[Requirement]: Set the records down again exactly, apart from any pictures in them.

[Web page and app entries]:
======
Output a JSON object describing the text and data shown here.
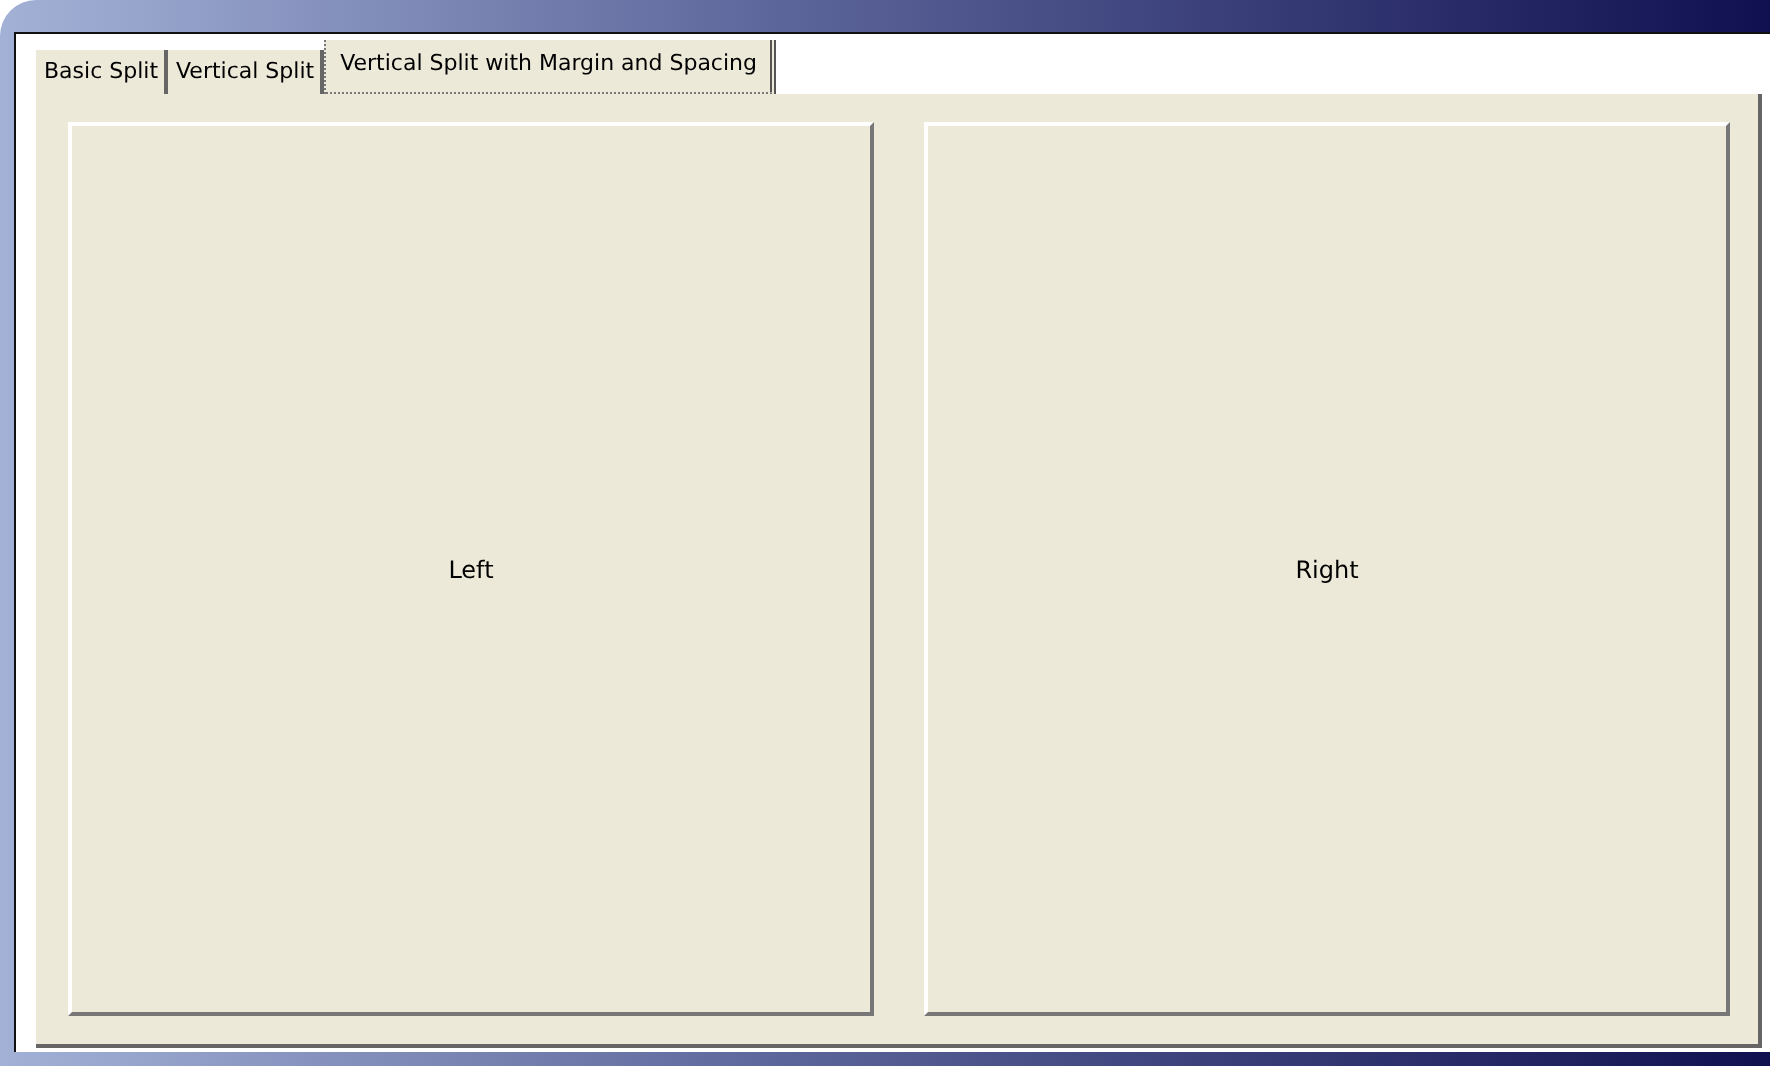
{
  "tabs": [
    {
      "label": "Basic Split",
      "selected": false
    },
    {
      "label": "Vertical Split",
      "selected": false
    },
    {
      "label": "Vertical Split with Margin and Spacing",
      "selected": true
    }
  ],
  "panes": [
    {
      "label": "Left"
    },
    {
      "label": "Right"
    }
  ]
}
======
[Response area]:
Output a JSON object describing the text and data shown here.
{
  "tabs": [
    {
      "label": "Basic Split",
      "selected": false
    },
    {
      "label": "Vertical Split",
      "selected": false
    },
    {
      "label": "Vertical Split with Margin and Spacing",
      "selected": true
    }
  ],
  "panes": [
    {
      "label": "Left"
    },
    {
      "label": "Right"
    }
  ]
}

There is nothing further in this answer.